When Aliens Come

When’s the last time you looked an insect in the face? Mine, other than just now, was probably Bert, my preying mantis. He was only dimly aware of me, I think.

I’m sitting out on my deck; it’s overcast, warm. I watched it start to rain – bringing no relief from the heat – and stop. A dragonfly - they have been everywhere today – landed on one of the black wrungs attached to the metal railing next to me. He was on the far side, and I could only see his wings and a slight bit of his body. I saw two yellow legs; the rest of him was green like Kermit the Frog. Kermit-the-Frog green. I looked at him for several minutes. Zoned out. Focused again. He had tiny veins everywhere throughout his cellophane wings, dividing them (the four of them) into tiny panels. I wondered if they were made of living tissue, something that would heal itself.

I remembered when, as a kid, I found a dead dragonfly, its corpse in perfect condition, on the floor of my parents’ garage. It was blue and turquoise with light brown stripes on its thorax (my mom made me diagram it for educational purposes). I put it in an empty pencil box, pinned it to the bottom, and wrote “BECARFUL” on the inside of the lid. A warning, I believe, to myself. Dragonflies are very delicate.

I leaned forward, having decided to get a better look. As more of it appeared from behind the black wrung, I saw its head. It was not resting peacefully like I expected. It was wrenched sideways, pivoted on its non-visible neck. Its green bulbous eyes were directed towards me – cast on my face – and its matching green mouth lay tiny beneath it. When aliens come to Earth, we will be scared. Cognizant cephalopods that can (at least somewhat) meet our gaze: terrifying. I leaned slowly back, uncomfortable with this experience. The dragonfly, reacting to my movement, leapt off its perch with a click. I startled; my stomach dropped a little.

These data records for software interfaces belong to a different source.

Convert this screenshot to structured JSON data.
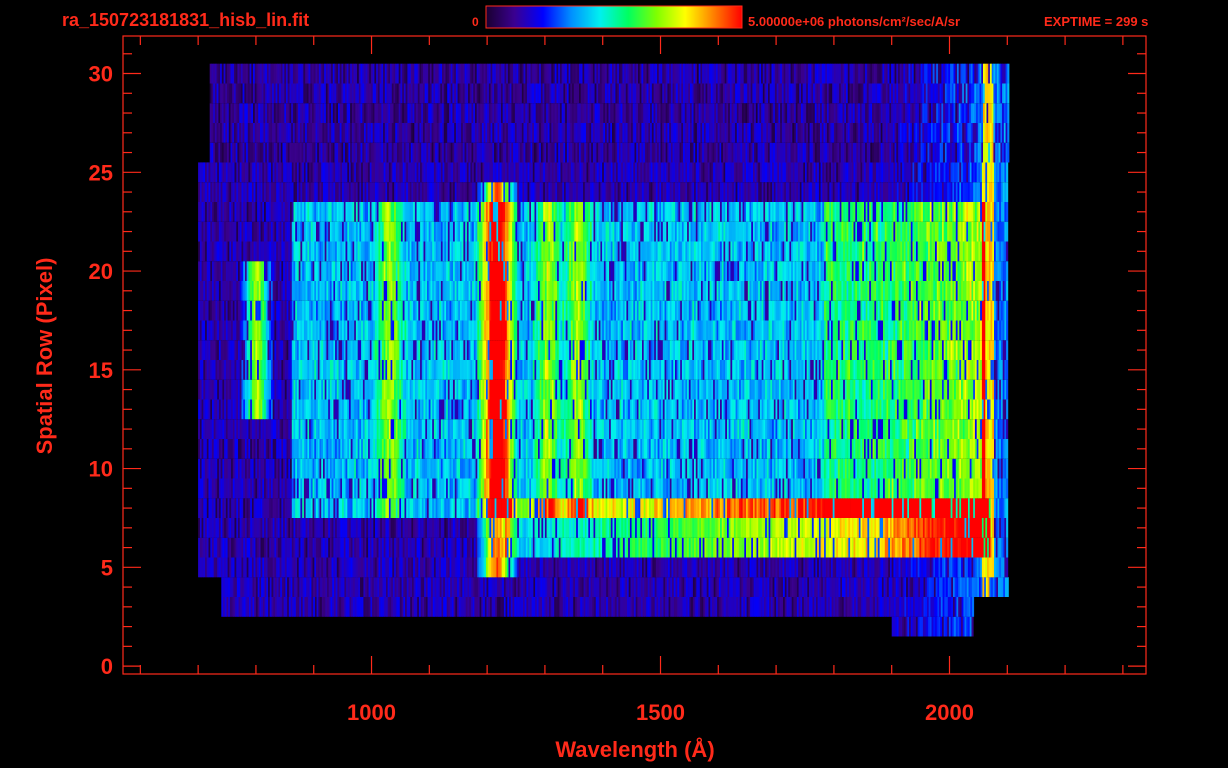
{
  "chart_data": {
    "type": "heatmap",
    "title": "ra_150723181831_hisb_lin.fit",
    "xlabel": "Wavelength (Å)",
    "ylabel": "Spatial Row (Pixel)",
    "xlim": [
      570,
      2340
    ],
    "ylim": [
      -0.4,
      31.9
    ],
    "x_ticks": [
      1000,
      1500,
      2000
    ],
    "y_ticks": [
      0,
      5,
      10,
      15,
      20,
      25,
      30
    ],
    "colorbar": {
      "min_label": "0",
      "max_label": "5.00000e+06 photons/cm²/sec/A/sr",
      "min": 0,
      "max": 5000000
    },
    "annotation": "EXPTIME = 299 s",
    "colors": {
      "axis": "#ff2a1a",
      "background": "#000000",
      "colormap": [
        "#1a0030",
        "#3a0090",
        "#0000ff",
        "#0090ff",
        "#00f0f0",
        "#00ff60",
        "#80ff00",
        "#ffff00",
        "#ff8000",
        "#ff0000"
      ]
    },
    "emission_features": [
      {
        "wavelength": 800,
        "rows": [
          13,
          20
        ]
      },
      {
        "wavelength": 1030,
        "rows": [
          8,
          23
        ]
      },
      {
        "wavelength": 1216,
        "rows": [
          5,
          24
        ]
      },
      {
        "wavelength": 1304,
        "rows": [
          8,
          23
        ]
      },
      {
        "wavelength": 1356,
        "rows": [
          8,
          23
        ]
      }
    ],
    "continuum_rows": [
      6,
      8
    ],
    "continuum_range": [
      1230,
      2070
    ],
    "data_extent": {
      "wavelength": [
        700,
        2100
      ],
      "rows": [
        2,
        30
      ]
    }
  }
}
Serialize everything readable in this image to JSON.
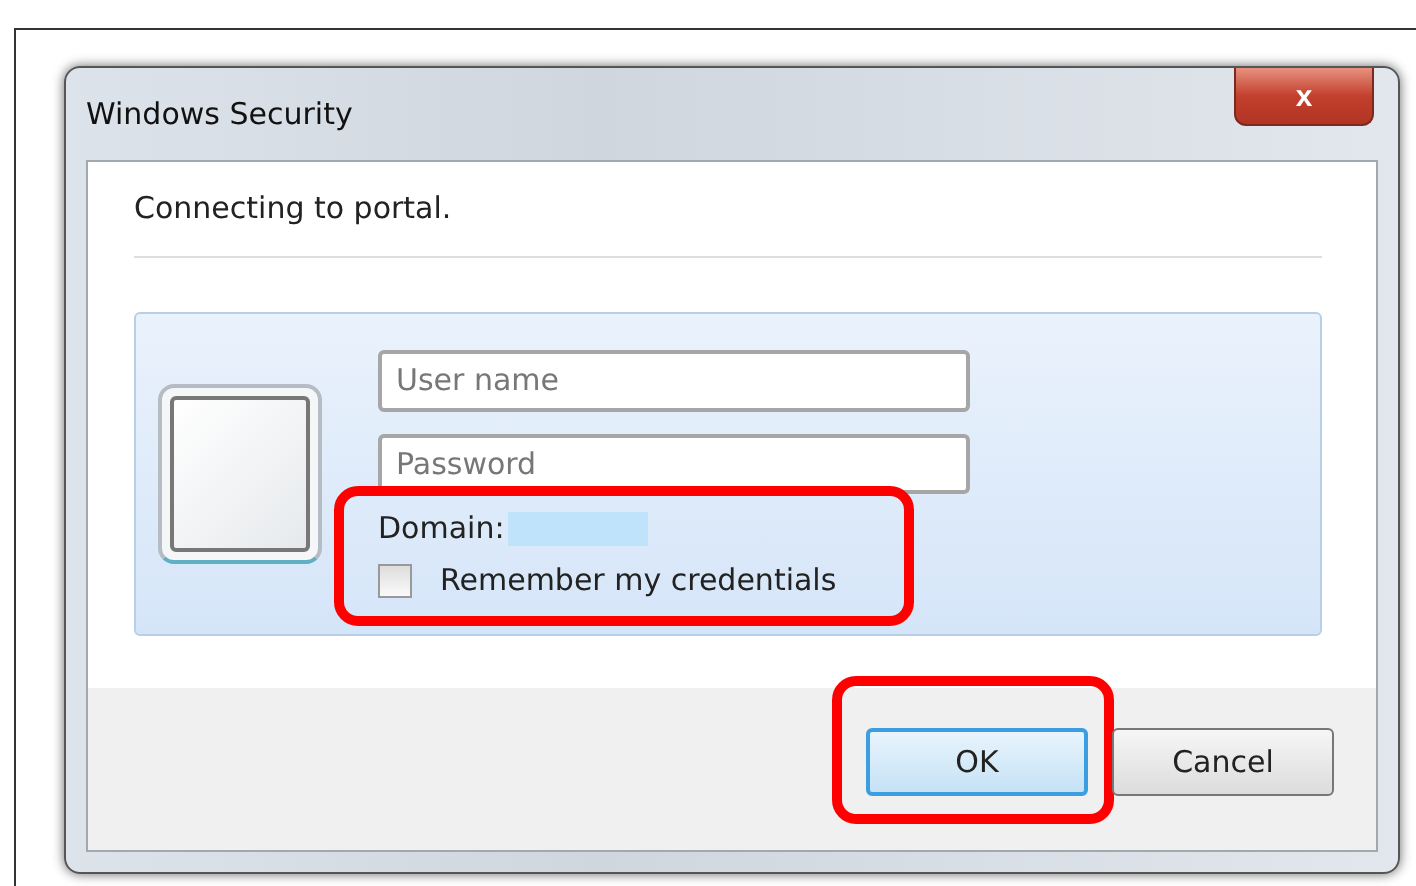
{
  "window": {
    "title": "Windows Security",
    "close": "x"
  },
  "message": "Connecting to portal.",
  "fields": [
    {
      "placeholder": "User name"
    },
    {
      "placeholder": "Password"
    }
  ],
  "options": {
    "highlighted": true,
    "domain_label": "Domain:",
    "remember": {
      "label": "Remember my credentials",
      "checked": false
    }
  },
  "buttons": [
    {
      "label": "OK",
      "default": true,
      "highlighted": true
    },
    {
      "label": "Cancel",
      "default": false
    }
  ]
}
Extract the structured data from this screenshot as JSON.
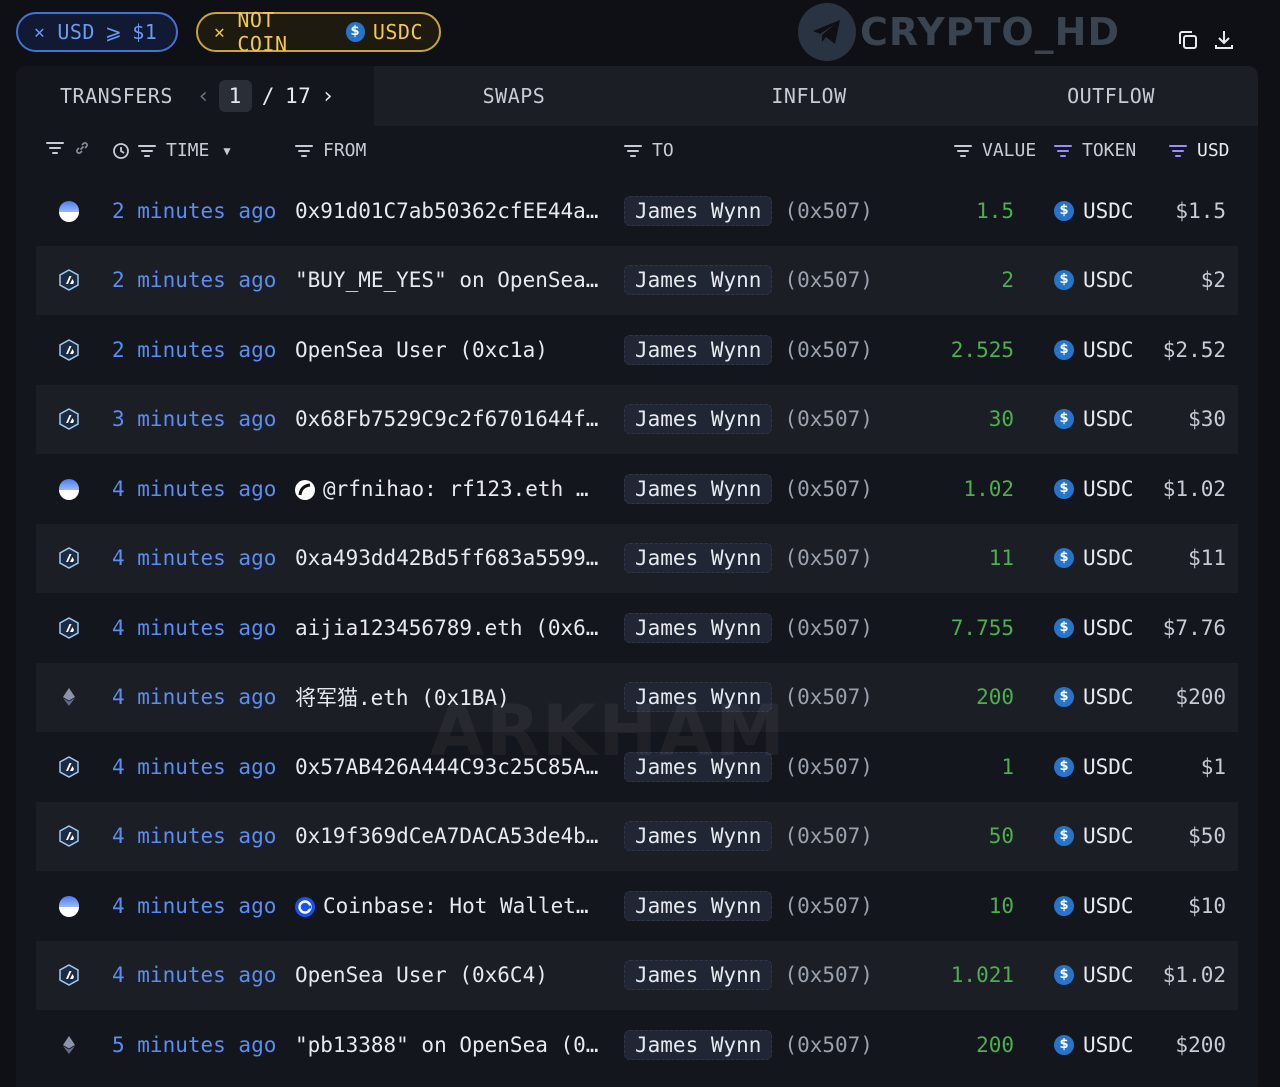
{
  "filters": {
    "usd_chip": {
      "label": "USD",
      "op": "⩾",
      "value": "$1"
    },
    "coin_chip": {
      "prefix": "NOT COIN",
      "token": "USDC"
    }
  },
  "watermark": {
    "brand": "CRYPTO_HD",
    "overlay": "ARKHAM"
  },
  "tabs": {
    "transfers": "TRANSFERS",
    "swaps": "SWAPS",
    "inflow": "INFLOW",
    "outflow": "OUTFLOW",
    "page_current": "1",
    "page_total": "17"
  },
  "columns": {
    "time": "TIME",
    "from": "FROM",
    "to": "TO",
    "value": "VALUE",
    "token": "TOKEN",
    "usd": "USD"
  },
  "colors": {
    "accent_blue": "#5b8df2",
    "value_green": "#4caf50",
    "filter_purple": "#9b8cff",
    "usdc_blue": "#2775ca"
  },
  "rows": [
    {
      "chain": "base-icon",
      "time": "2 minutes ago",
      "from": "0x91d01C7ab50362cfEE44a…",
      "from_icon": "",
      "to_name": "James Wynn",
      "to_addr": "(0x507)",
      "value": "1.5",
      "token": "USDC",
      "usd": "$1.5"
    },
    {
      "chain": "arbitrum-icon",
      "time": "2 minutes ago",
      "from": "\"BUY_ME_YES\" on OpenSea…",
      "from_icon": "",
      "to_name": "James Wynn",
      "to_addr": "(0x507)",
      "value": "2",
      "token": "USDC",
      "usd": "$2"
    },
    {
      "chain": "arbitrum-icon",
      "time": "2 minutes ago",
      "from": "OpenSea User (0xc1a)",
      "from_icon": "",
      "to_name": "James Wynn",
      "to_addr": "(0x507)",
      "value": "2.525",
      "token": "USDC",
      "usd": "$2.52"
    },
    {
      "chain": "arbitrum-icon",
      "time": "3 minutes ago",
      "from": "0x68Fb7529C9c2f6701644f…",
      "from_icon": "",
      "to_name": "James Wynn",
      "to_addr": "(0x507)",
      "value": "30",
      "token": "USDC",
      "usd": "$30"
    },
    {
      "chain": "base-icon",
      "time": "4 minutes ago",
      "from": "@rfnihao: rf123.eth (…",
      "from_icon": "rainbow-icon",
      "to_name": "James Wynn",
      "to_addr": "(0x507)",
      "value": "1.02",
      "token": "USDC",
      "usd": "$1.02"
    },
    {
      "chain": "arbitrum-icon",
      "time": "4 minutes ago",
      "from": "0xa493dd42Bd5ff683a5599…",
      "from_icon": "",
      "to_name": "James Wynn",
      "to_addr": "(0x507)",
      "value": "11",
      "token": "USDC",
      "usd": "$11"
    },
    {
      "chain": "arbitrum-icon",
      "time": "4 minutes ago",
      "from": "aijia123456789.eth (0x6…",
      "from_icon": "",
      "to_name": "James Wynn",
      "to_addr": "(0x507)",
      "value": "7.755",
      "token": "USDC",
      "usd": "$7.76"
    },
    {
      "chain": "ethereum-icon",
      "time": "4 minutes ago",
      "from": "将军猫.eth (0x1BA)",
      "from_icon": "",
      "to_name": "James Wynn",
      "to_addr": "(0x507)",
      "value": "200",
      "token": "USDC",
      "usd": "$200"
    },
    {
      "chain": "arbitrum-icon",
      "time": "4 minutes ago",
      "from": "0x57AB426A444C93c25C85A…",
      "from_icon": "",
      "to_name": "James Wynn",
      "to_addr": "(0x507)",
      "value": "1",
      "token": "USDC",
      "usd": "$1"
    },
    {
      "chain": "arbitrum-icon",
      "time": "4 minutes ago",
      "from": "0x19f369dCeA7DACA53de4b…",
      "from_icon": "",
      "to_name": "James Wynn",
      "to_addr": "(0x507)",
      "value": "50",
      "token": "USDC",
      "usd": "$50"
    },
    {
      "chain": "base-icon",
      "time": "4 minutes ago",
      "from": "Coinbase: Hot Wallet …",
      "from_icon": "coinbase-icon",
      "to_name": "James Wynn",
      "to_addr": "(0x507)",
      "value": "10",
      "token": "USDC",
      "usd": "$10"
    },
    {
      "chain": "arbitrum-icon",
      "time": "4 minutes ago",
      "from": "OpenSea User (0x6C4)",
      "from_icon": "",
      "to_name": "James Wynn",
      "to_addr": "(0x507)",
      "value": "1.021",
      "token": "USDC",
      "usd": "$1.02"
    },
    {
      "chain": "ethereum-icon",
      "time": "5 minutes ago",
      "from": "\"pb13388\" on OpenSea (0…",
      "from_icon": "",
      "to_name": "James Wynn",
      "to_addr": "(0x507)",
      "value": "200",
      "token": "USDC",
      "usd": "$200"
    }
  ]
}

I kept the box in my roll-top desk. Later, maybe years, I took it out and opened it. There were little still white things next to my descendent of ancient creatures. I think they were dead maggots.